Whether indoors or outdoors, the Maryland High School Track & Field state meets are high up on the list of sporting events I love.
Over the course of six hours, you get to see everything that makes sports great: The spirit of competition, the drive and desire to be the best, the drama and passion. There’s triumph to delight in and heartbreak to feel for. There’s athletes digging down and finding more than you — and sometimes even they — ever thought they had.
That last sentence sums up what Williamsport’s girls achieved Monday in winning the Class 1A indoor team title. The Wildcats are a talented bunch. So was Digital Harbor. But Williamsport just wanted it a little more, and the Wildcats showed that in the very first event, as colleague Andrew Mason said in his story.
Williamsport looked like toast after the first two legs of the girls 4×800-meter relay. The Wildcats were in fifth place, at least 50 meters behind the leaders, when Tracey Forsythe took the baton for the third leg. They were an afterthought. But not for long. Forsythe kept pumping her arms and churning her legs, and the gap closed to 40 meters … then 30 … then 20 … and by the time she roared through her final lap and passed off to Morgan Keplinger, the Wildcats were in second and hot on the heels of Poolesville for the lead.

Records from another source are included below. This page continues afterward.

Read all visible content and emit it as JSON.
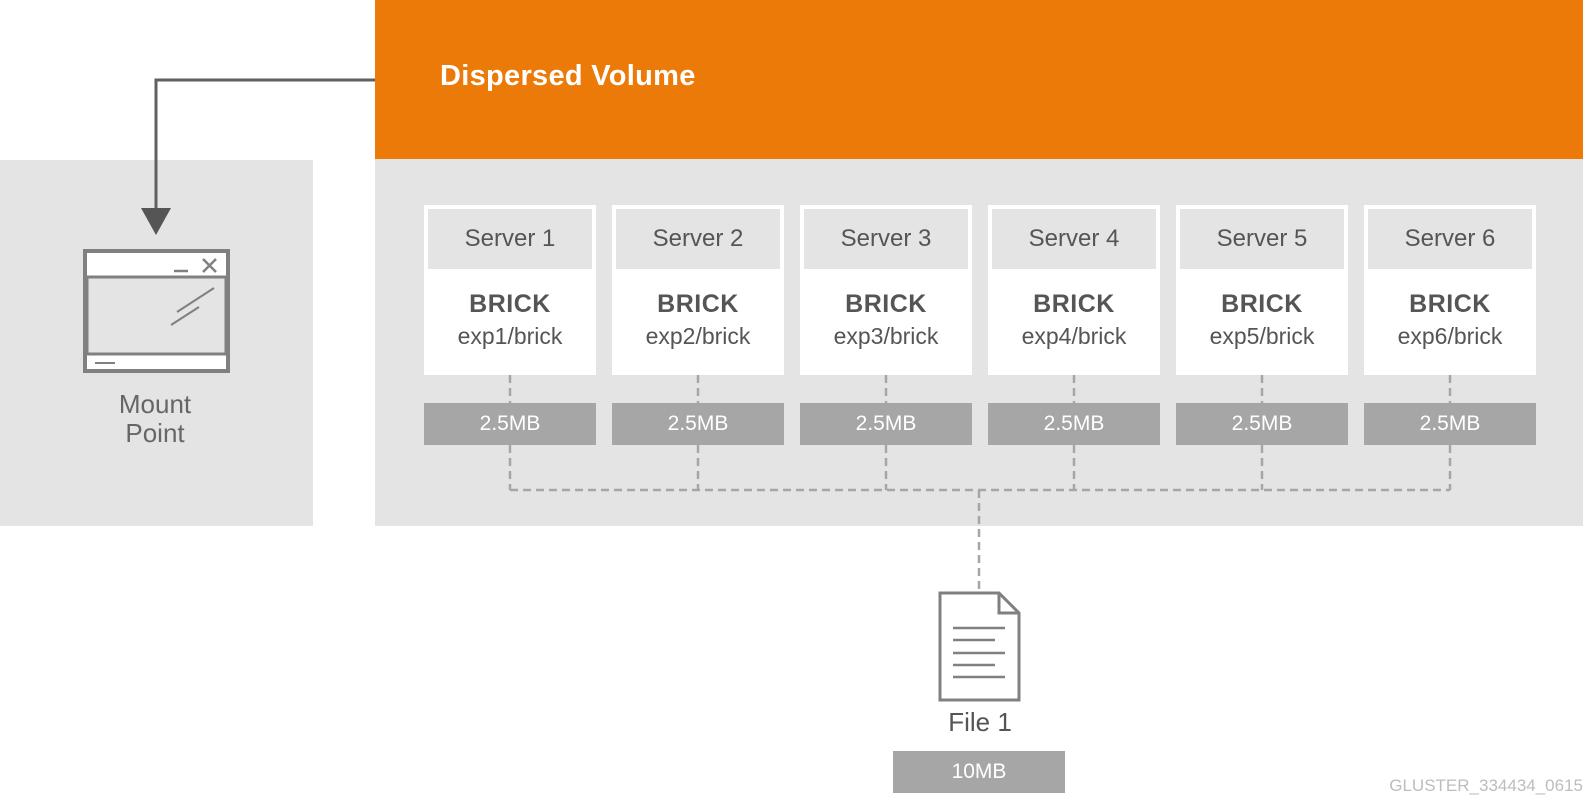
{
  "volume": {
    "title": "Dispersed Volume",
    "accent_color": "#ec7a08",
    "servers": [
      {
        "name": "Server 1",
        "brick_label": "BRICK",
        "brick_path": "exp1/brick",
        "chunk": "2.5MB"
      },
      {
        "name": "Server 2",
        "brick_label": "BRICK",
        "brick_path": "exp2/brick",
        "chunk": "2.5MB"
      },
      {
        "name": "Server 3",
        "brick_label": "BRICK",
        "brick_path": "exp3/brick",
        "chunk": "2.5MB"
      },
      {
        "name": "Server 4",
        "brick_label": "BRICK",
        "brick_path": "exp4/brick",
        "chunk": "2.5MB"
      },
      {
        "name": "Server 5",
        "brick_label": "BRICK",
        "brick_path": "exp5/brick",
        "chunk": "2.5MB"
      },
      {
        "name": "Server 6",
        "brick_label": "BRICK",
        "brick_path": "exp6/brick",
        "chunk": "2.5MB"
      }
    ]
  },
  "client": {
    "label_line1": "Mount",
    "label_line2": "Point",
    "icon": "application-window-icon"
  },
  "file": {
    "name": "File 1",
    "size": "10MB",
    "icon": "document-icon"
  },
  "figure_id": "GLUSTER_334434_0615"
}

It was an incredible effort from Forsythe, and Keplinger finished the job by taking control on her final lap to edge Poolesville’s Jenny Reid and give Williamsport a huge early boost.

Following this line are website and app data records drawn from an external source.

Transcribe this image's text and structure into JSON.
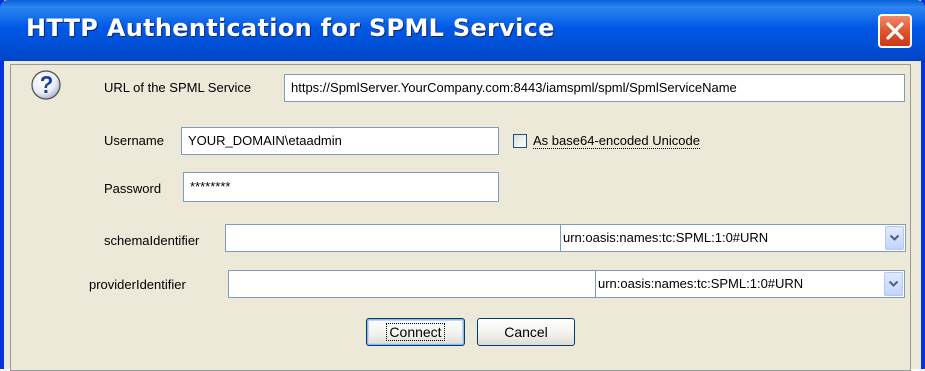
{
  "window": {
    "title": "HTTP Authentication for SPML Service"
  },
  "form": {
    "url_label": "URL of the SPML Service",
    "url_value": "https://SpmlServer.YourCompany.com:8443/iamspml/spml/SpmlServiceName",
    "username_label": "Username",
    "username_value": "YOUR_DOMAIN\\etaadmin",
    "base64_label": "As base64-encoded Unicode",
    "base64_checked": false,
    "password_label": "Password",
    "password_value": "********",
    "schema_label": "schemaIdentifier",
    "schema_value": "",
    "schema_type": "urn:oasis:names:tc:SPML:1:0#URN",
    "provider_label": "providerIdentifier",
    "provider_value": "",
    "provider_type": "urn:oasis:names:tc:SPML:1:0#URN"
  },
  "buttons": {
    "connect": "Connect",
    "cancel": "Cancel"
  },
  "colors": {
    "titlebar": "#0058e6",
    "close": "#e05530",
    "dialog_bg": "#ece9d8",
    "field_border": "#7f9db9"
  },
  "icons": {
    "close": "close-icon",
    "question": "question-icon",
    "dropdown": "chevron-down-icon"
  }
}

Keplinger was far from done, though. A few hours later, she turned in an effort that may have surpassed Forsythe’s for pure guts. In the 800, Keplinger roared into the lead in the third lap, passing Digital Harbor’s Regina Summerville, and opened up a sizable gap. But Glenelg’s Christina Giampalmo made a huge move in the final lap and caught Keplinger toward the end of the backstretch on the final lap. Keplinger looked done … right until Giampalmo came up on her shoulder. Keplinger dug really deep, matched Giampalmo stride for stride over the final 100 intense meters and got her shoulders just in front at the line. The pictue of her celebration afterwards shows how much the win meant to her.
The Wildcats refused to settle for anything Monday. They could have settled for a third- or fourth-place finish in that relay, or Keplinger could have consoled herself with second in the 800. If they had, they would not have won the team title. They did the hard things that had to be done for the ultimate success.
There is a flip side — laying it all on the line, doing your best and coming up just short. North Hagerstown’s Katie Ritter and South Hagerstown’s Kyle Toms know what that feels like, but neither has any reason to feel bad.
Ritter came in as the top seed in the 2A girls 300 in 42.17 seconds and ran 42.08, doing absolutely nothing wrong. But River Hill’s Dorehn Coleman — whose seeded time was 44.10 — ran a sizzling 41.60 for the gold. Clearly, Coleman didn’t have to exert herself to her max to qualify for the state meet at regionals, and it served as an example that sometimes the seeding sheets don’t accurately reflect how things could turn out.
If I feel for Ritter, my heart really goes out to Toms. On his final throw in the 2A boys shot put, he took the lead with a very good throw of 49-11 3/4 — just a quarter-inch shy of the goal of 50 feet he had set for himself. He must have thought he had the gold, until Clarksburg’s Robert Thompson threw 50-1 on his final attempt to wrest the title away. Again, there’s no shame in doing your best and getting beat.